According to *The New England Journal of Medicine, the period contributing most to yearly weight change is the six weeks between Thanksgiving and New Year’s Day. Most people believe that typical holiday weight gain is between 6 and 8 pounds. For health conscious people, it's probably less. Unfortunately, even a small increase in weight over the holidays can add to the cumulative increase that happens over time for most adults. The good news is that there are ways to avoid packing on the pounds this holiday season. Here are 8 helpful tips for enjoying the holiday season without stressing about those extra pounds
If you are looking to shed a few pounds, the holidays are not the time to work towards that goal. Maintenance of your present weight is a big enough challenge during the holiday season. Set a realistic goal to develop a healthier eating strategy for the New Year and work towards maintaining your current weight over the holidays.

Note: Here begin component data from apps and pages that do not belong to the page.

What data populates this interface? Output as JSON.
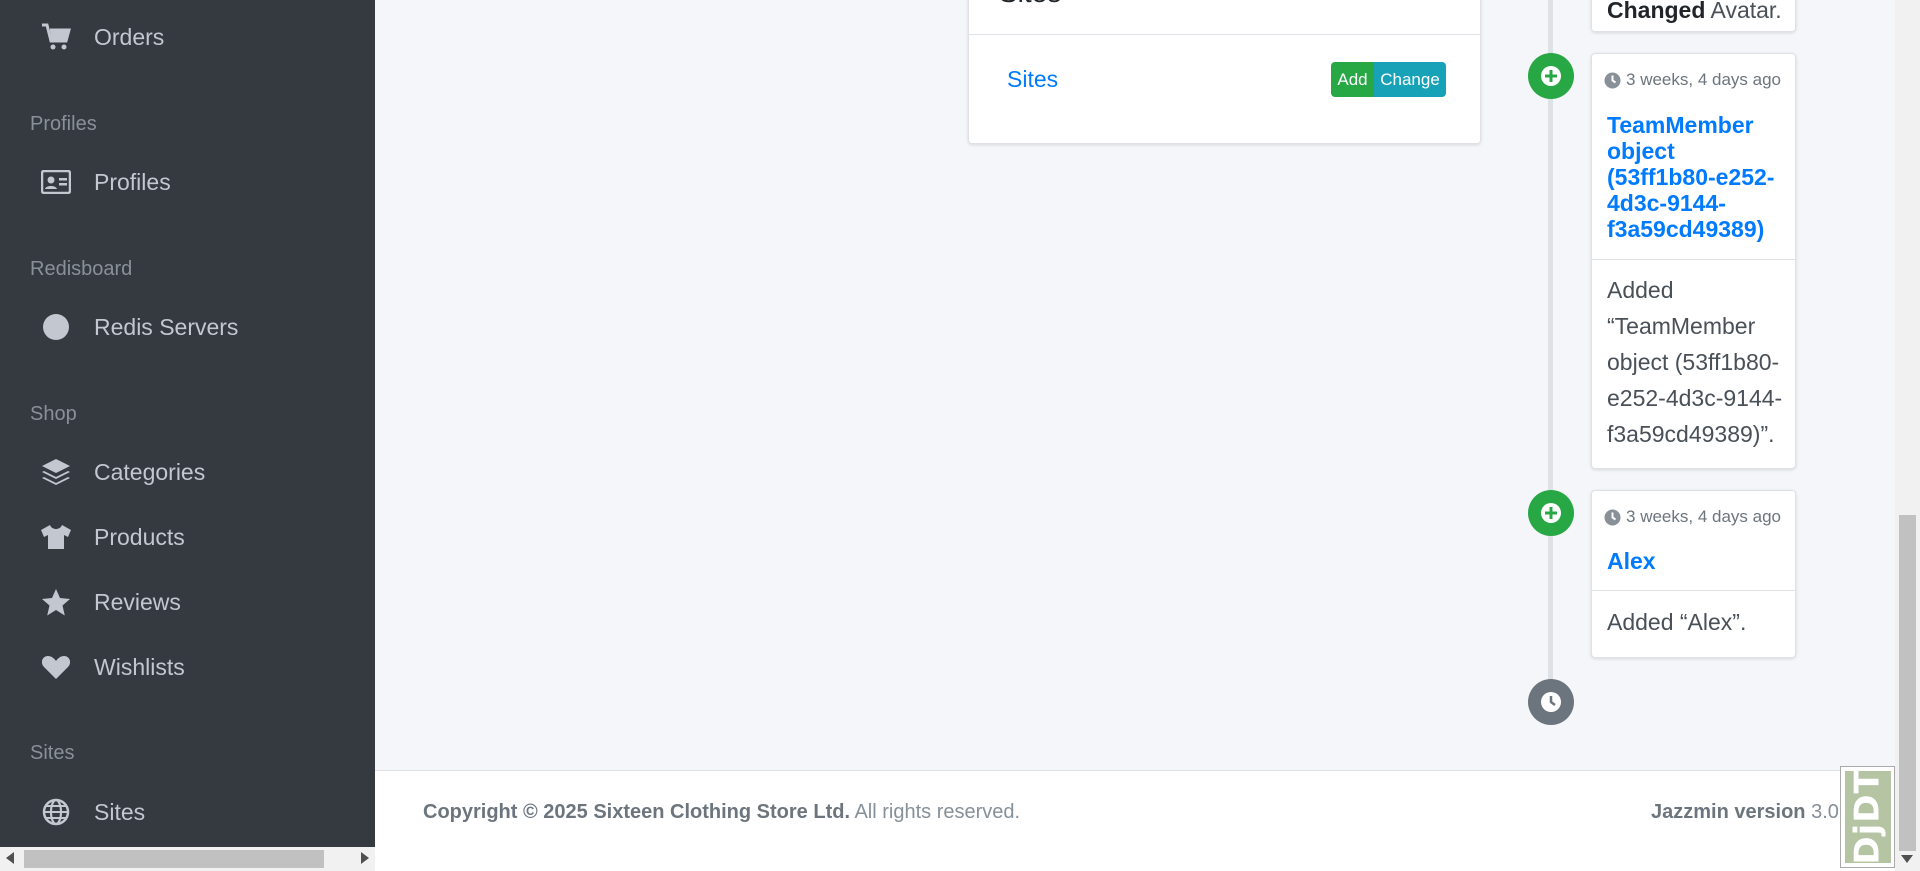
{
  "sidebar": {
    "items": [
      {
        "label": "Orders",
        "icon": "shopping-cart-icon"
      },
      {
        "header": "Profiles"
      },
      {
        "label": "Profiles",
        "icon": "id-card-icon"
      },
      {
        "header": "Redisboard"
      },
      {
        "label": "Redis Servers",
        "icon": "circle-icon"
      },
      {
        "header": "Shop"
      },
      {
        "label": "Categories",
        "icon": "layers-icon"
      },
      {
        "label": "Products",
        "icon": "tshirt-icon"
      },
      {
        "label": "Reviews",
        "icon": "star-icon"
      },
      {
        "label": "Wishlists",
        "icon": "heart-icon"
      },
      {
        "header": "Sites"
      },
      {
        "label": "Sites",
        "icon": "globe-icon"
      }
    ]
  },
  "sites_card": {
    "title": "Sites",
    "link_label": "Sites",
    "add_label": "Add",
    "change_label": "Change"
  },
  "timeline": {
    "top_partial": {
      "bold": "Changed",
      "rest": "Avatar."
    },
    "entries": [
      {
        "time": "3 weeks, 4 days ago",
        "title": "TeamMember object (53ff1b80-e252-4d3c-9144-f3a59cd49389)",
        "body": "Added “TeamMember object (53ff1b80-e252-4d3c-9144-f3a59cd49389)”."
      },
      {
        "time": "3 weeks, 4 days ago",
        "title": "Alex",
        "body": "Added “Alex”."
      }
    ]
  },
  "footer": {
    "copyright_bold": "Copyright © 2025 Sixteen Clothing Store Ltd.",
    "copyright_rest": " All rights reserved.",
    "version_bold": "Jazzmin version",
    "version_value": " 3.0.0"
  },
  "djdt": {
    "label": "DjDT"
  },
  "colors": {
    "sidebar_bg": "#343a40",
    "link": "#007bff",
    "success": "#28a745",
    "info": "#17a2b8",
    "secondary": "#6c757d"
  }
}
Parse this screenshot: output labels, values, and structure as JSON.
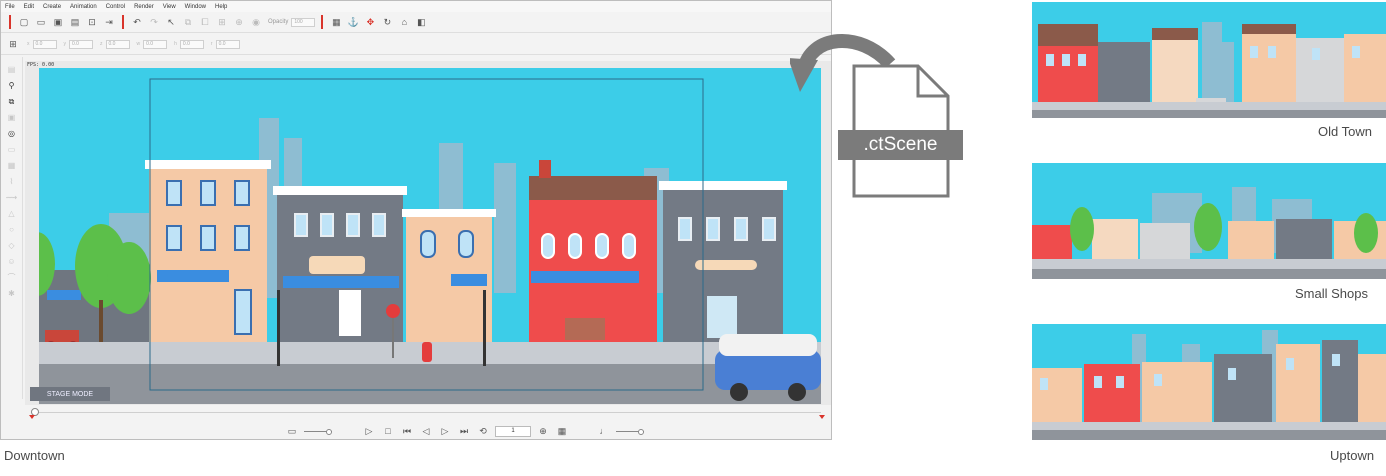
{
  "menu": [
    "File",
    "Edit",
    "Create",
    "Animation",
    "Control",
    "Render",
    "View",
    "Window",
    "Help"
  ],
  "toolbar": {
    "opacity_label": "Opacity",
    "opacity_value": "100"
  },
  "transform_fields": [
    "0.0",
    "0.0",
    "0.0",
    "0.0",
    "0.0",
    "0.0"
  ],
  "stage": {
    "fps_label": "FPS: 0.00",
    "stage_mode_label": "STAGE MODE"
  },
  "playback": {
    "frame_value": "1"
  },
  "file_label": ".ctScene",
  "captions": {
    "main": "Downtown",
    "old_town": "Old Town",
    "small_shops": "Small Shops",
    "uptown": "Uptown"
  },
  "colors": {
    "accent_red": "#d9342b",
    "sky": "#3ccde8",
    "file_gray": "#7b7b7b"
  }
}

Research shows that restrictive diets do not lead to long- term weight loss. If you anticipate a food restrictive diet in your near future, you may be setting yourself up for binge eating over the holidays. Plan on NOT dieting after the New Year. Instead, consider choosing resolutions based on long- term healthy lifestyle modifications.
If you have a weekly workout schedule, the holidays are not the time to change your schedule. Keep your normal workout schedule throughout the holiday season. Nothing helps you reach (and maintain) a healthy weight like physical activity. If you’re traveling for the holidays, bring along a jump rope or plan for a morning run. It’s far more difficult to get back on track than it is to stay on track!
It is not a good idea to arrive at a party famished. Eat a light snack, like almonds or an apple, before going to holiday parties. Plan ahead. Think about where you will be and the foods that might be available, consider those foods that are really special to you (that you really want to eat) versus those that you can sacrifice. Planning ahead can help you maintain discipline in the face of temptation. If you do arrive hungry, drink some water to fill up before filling your plate.
Try replacing coconut oil for recipes calling for shortening. Replace processed white sugar with coconut palm sugar. Due to its low glycemic index, Coconut palm sugar is the new rage among health nuts. It’s also called coconut nectar sugar and coconut sugar.
Alcohol is high in calories. In fact, some alcoholic beverages contain 150-450 calories per glass. Limit your intake to 1 or 2 alcoholic drinks per occasion or try skipping alcohol altogether. Beware of holiday coffee drinks, as well. Eggnog lattes, pumpkin lattes and peppermint mochas can have in excess of 400 calories each. Avoid extra calories from soda, as well. As a rule, drink water and always keep a bottle of water handy!
Overeating one day won't make or break your long- term goals. If you overdo it once or twice, let it go, regain your focus and get back on track right away!
Enjoy good friends and family. Although food can be a big part of the season, it doesn’t have to be the focus. Holidays are a time to reunite with loved ones, to share laughter and cheer, to celebrate and to give thanks.
*Yanovski, Jack A., M.D., Ph.D., Susan Z. Yanovski, M.D., Kara N. Sovik, B.S., Tuc T. Nguyen, M.S., Patrick M. O'Neill, Ph.D., and Nancy G. Sebring, M.Ed., R.D. "A Prospective Study of Holiday Weight Gain." The New England Journal of Medicine 342.12 (2000): 861-67. Print.
Jennifer Lima is the owner of Energeia Fitness in Los Gatos, California and the Director of Group Fitness at the South Valley YMCA. She is a NASM certified personal trainer and nutrition fitness specialist. When she isn’t coercing her clients into doing ridiculously effective exercises, she enjoys riding her dirt bike, rock climbing and watching Downton Abbey in plank position.